Travis looked to be in his late 30’s. He had a goatee and was recently shaven. A pretty clean cut guy, which surprised me a little. From afar, I just didn’t know what to expect. Before I got out of the car, I took the five dollar bill out of my wallet and then walked with it being displayed. I didn’t want to seem threatening to him; I wanted to make sure that he knew I was coming with an offering and not to do him any harm.
Once I was within a few feet of this man, he noticed me and then something miraculous happened: I wasn’t really nervous anymore. To me this was astounding. I couldn’t help noticing this as I held out my hand with the money. He thanked me and smiled, and then I held out my hand again and introduced myself.
“My name’s Chuck,” I said.
“I’m Travis,” he responded, and firmly shook my hand.

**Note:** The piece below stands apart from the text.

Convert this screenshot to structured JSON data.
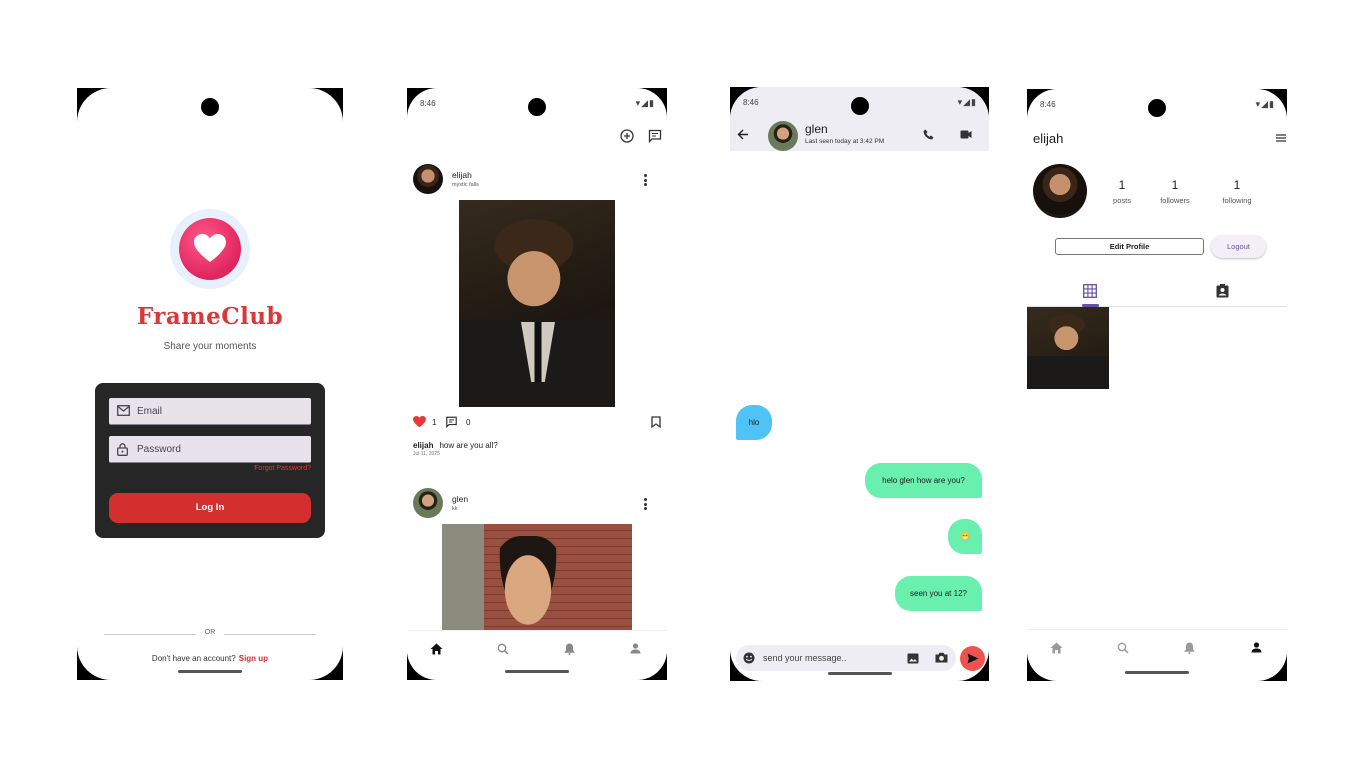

I’ve certainly introduced myself before, so that was easy. What I was about to do, however, was virgin territory to me. I was about to ask a total stranger permission to let me pray for them. Good Lord…what am I doing here? Thoughts sped by in those split seconds, and I thought that my nervousness would come flooding back. The moment seemed suspended even though I knew it wasn’t. Then I just blurted out:
“Travis…do you mind if I pray for you?”
Into the breach, I thought.
“Not at all,” he said, “I’m a Christian, too.”
I reached out my right hand and touched the sleeve of his camouflage jacket. It looked like it was from one of those army surplus stores and not some sporting goods chain. I think I had something similar when I was a kid. I loved those surplus stores. I bowed my head and closed my eyes, lightly gripping Travis’s upper arm. As I bowed, I noticed Travis did the same.
I prayed. It wasn’t a particularly fervent prayer, in fact it was pretty generic, I recall. The words seemed canned and contrived, for the most part. I felt I was stringing together platitudes, and not really praying. But I do remember being led to say one thing that seemed different: let Travis know You love him, Lord. Let him know he’s not alone. I have tried to include this in all the prayers that I have prayed for street people since that day. The prayer that these people know they are not alone. This is important. Everyone needs to feel like someone cares for them. It doesn’t matter where they are in life.
When I finished, I felt that I had done Travis a disservice. I felt, in that second after I stopped praying, that Travis deserved to have someone who was a genuine prayer warrior standing in the gap for him. As this ran through my head, Travis spoke up, derailing that train of self-loathing.
“Thank you,” he said, “man, I’ve been standing out here for eight hours, and that’s the best thing that’s happened to me all day.”
He was beaming, and I was humbled.
Walking back to my car, it began to dawn on me that God hadn’t asked me to pray the prayer of my life. He had only asked if I would stand in a certain place at a certain time. That was all. He had asked me to show up. And for once, in my obstinate, bull-headed life, I did.